Segment Open
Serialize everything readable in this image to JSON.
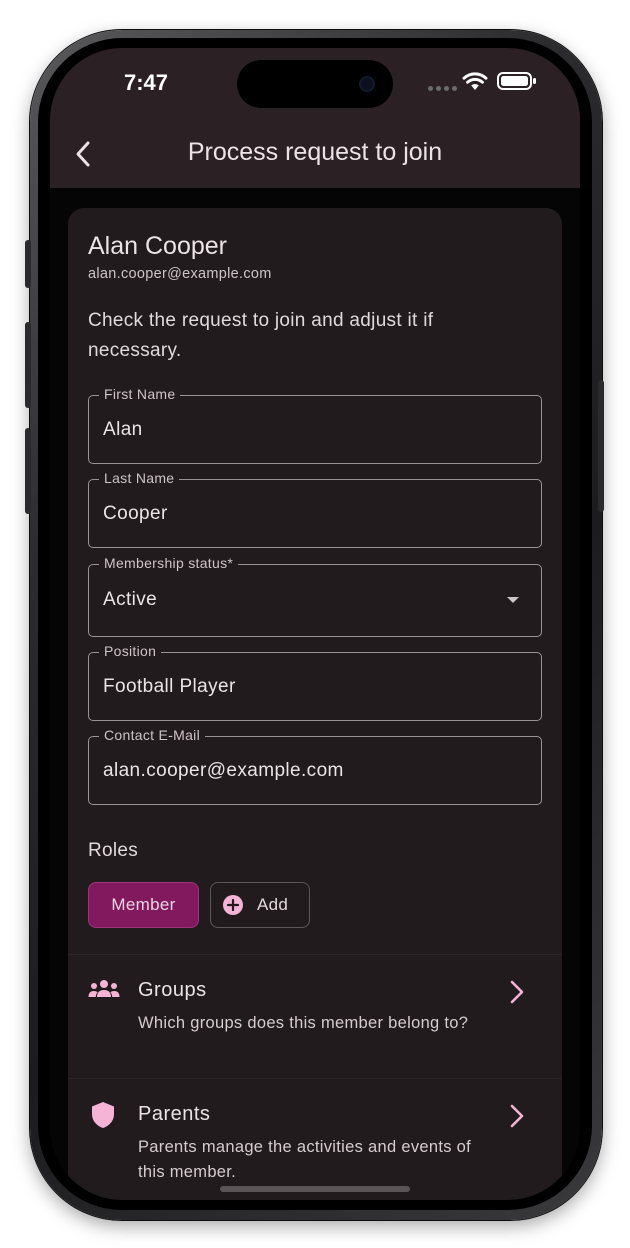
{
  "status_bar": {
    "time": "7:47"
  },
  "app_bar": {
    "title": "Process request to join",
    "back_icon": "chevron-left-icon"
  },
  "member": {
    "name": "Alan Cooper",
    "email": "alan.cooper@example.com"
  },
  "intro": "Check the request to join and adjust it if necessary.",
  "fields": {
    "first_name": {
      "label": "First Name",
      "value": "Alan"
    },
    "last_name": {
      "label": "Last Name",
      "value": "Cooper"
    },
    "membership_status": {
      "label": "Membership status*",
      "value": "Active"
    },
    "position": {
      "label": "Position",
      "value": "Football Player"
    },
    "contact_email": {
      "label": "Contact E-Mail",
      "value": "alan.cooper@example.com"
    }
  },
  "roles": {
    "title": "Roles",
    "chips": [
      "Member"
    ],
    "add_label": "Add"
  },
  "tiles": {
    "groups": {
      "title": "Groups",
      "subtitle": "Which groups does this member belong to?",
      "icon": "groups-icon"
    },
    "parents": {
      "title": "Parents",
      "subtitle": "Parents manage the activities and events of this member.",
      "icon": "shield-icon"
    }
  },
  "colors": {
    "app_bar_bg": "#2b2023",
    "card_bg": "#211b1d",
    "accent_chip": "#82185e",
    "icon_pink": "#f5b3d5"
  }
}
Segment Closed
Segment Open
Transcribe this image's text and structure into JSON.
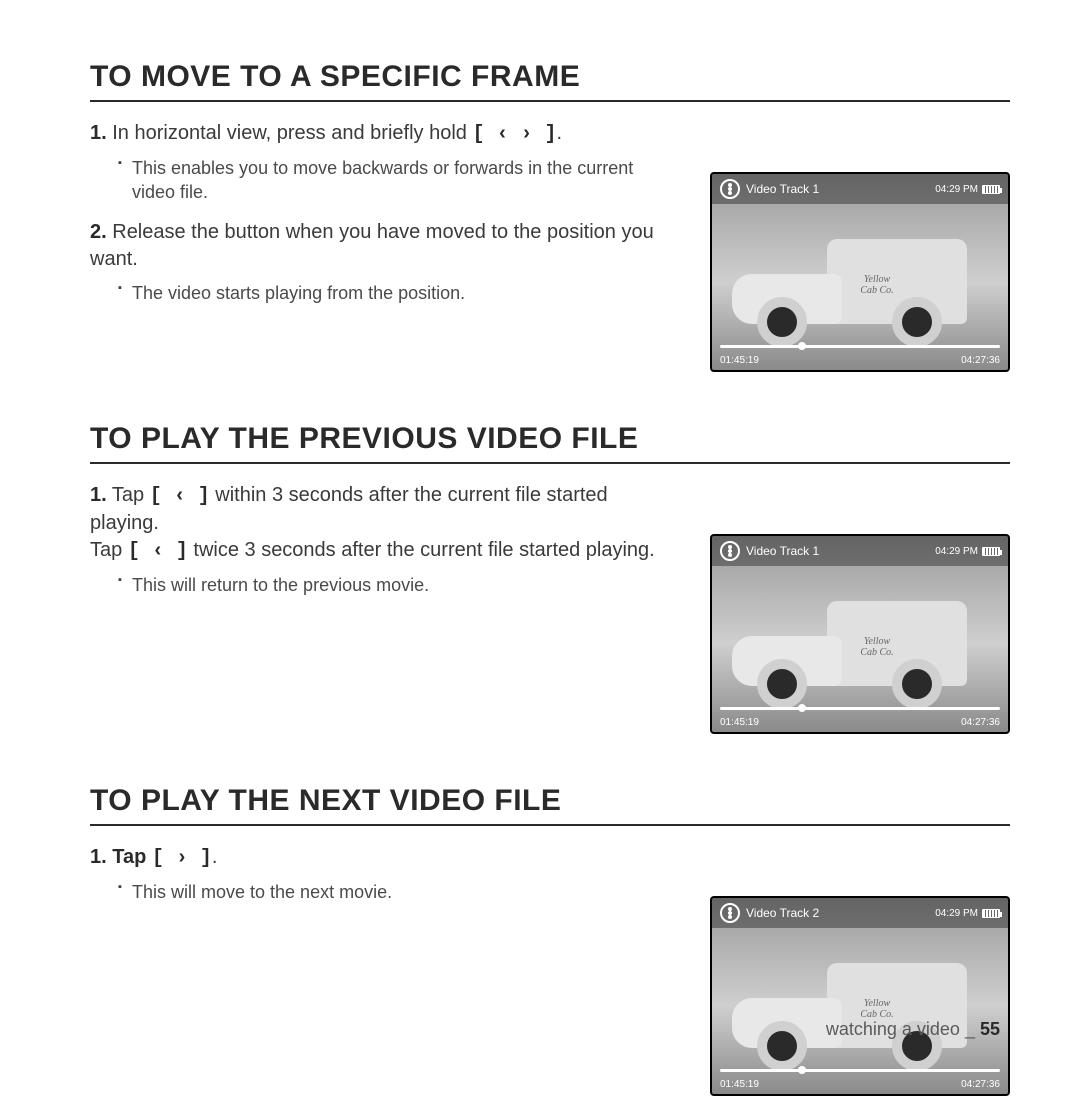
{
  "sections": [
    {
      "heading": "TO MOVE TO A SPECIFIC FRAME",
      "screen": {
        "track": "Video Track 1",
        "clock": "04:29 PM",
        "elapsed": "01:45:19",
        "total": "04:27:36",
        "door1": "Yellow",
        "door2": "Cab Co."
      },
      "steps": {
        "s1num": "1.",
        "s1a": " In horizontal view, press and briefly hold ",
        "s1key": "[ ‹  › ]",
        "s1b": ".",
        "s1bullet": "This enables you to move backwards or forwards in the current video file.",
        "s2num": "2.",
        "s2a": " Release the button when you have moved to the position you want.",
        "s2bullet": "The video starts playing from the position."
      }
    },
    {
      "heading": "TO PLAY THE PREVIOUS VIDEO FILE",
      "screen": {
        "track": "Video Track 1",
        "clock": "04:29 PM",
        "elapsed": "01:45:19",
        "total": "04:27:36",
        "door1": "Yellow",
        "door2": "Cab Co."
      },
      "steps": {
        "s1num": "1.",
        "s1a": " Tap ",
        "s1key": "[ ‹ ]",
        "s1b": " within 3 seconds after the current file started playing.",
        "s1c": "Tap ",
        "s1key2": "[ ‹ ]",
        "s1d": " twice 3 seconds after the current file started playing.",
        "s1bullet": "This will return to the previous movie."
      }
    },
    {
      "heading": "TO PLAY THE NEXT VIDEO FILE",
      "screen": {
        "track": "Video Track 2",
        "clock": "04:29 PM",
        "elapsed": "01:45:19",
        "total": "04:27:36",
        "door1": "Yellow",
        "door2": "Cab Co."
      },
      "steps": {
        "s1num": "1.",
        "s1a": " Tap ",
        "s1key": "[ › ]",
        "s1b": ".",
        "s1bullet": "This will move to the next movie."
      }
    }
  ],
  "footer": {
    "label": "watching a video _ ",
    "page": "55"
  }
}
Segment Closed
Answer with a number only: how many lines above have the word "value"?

5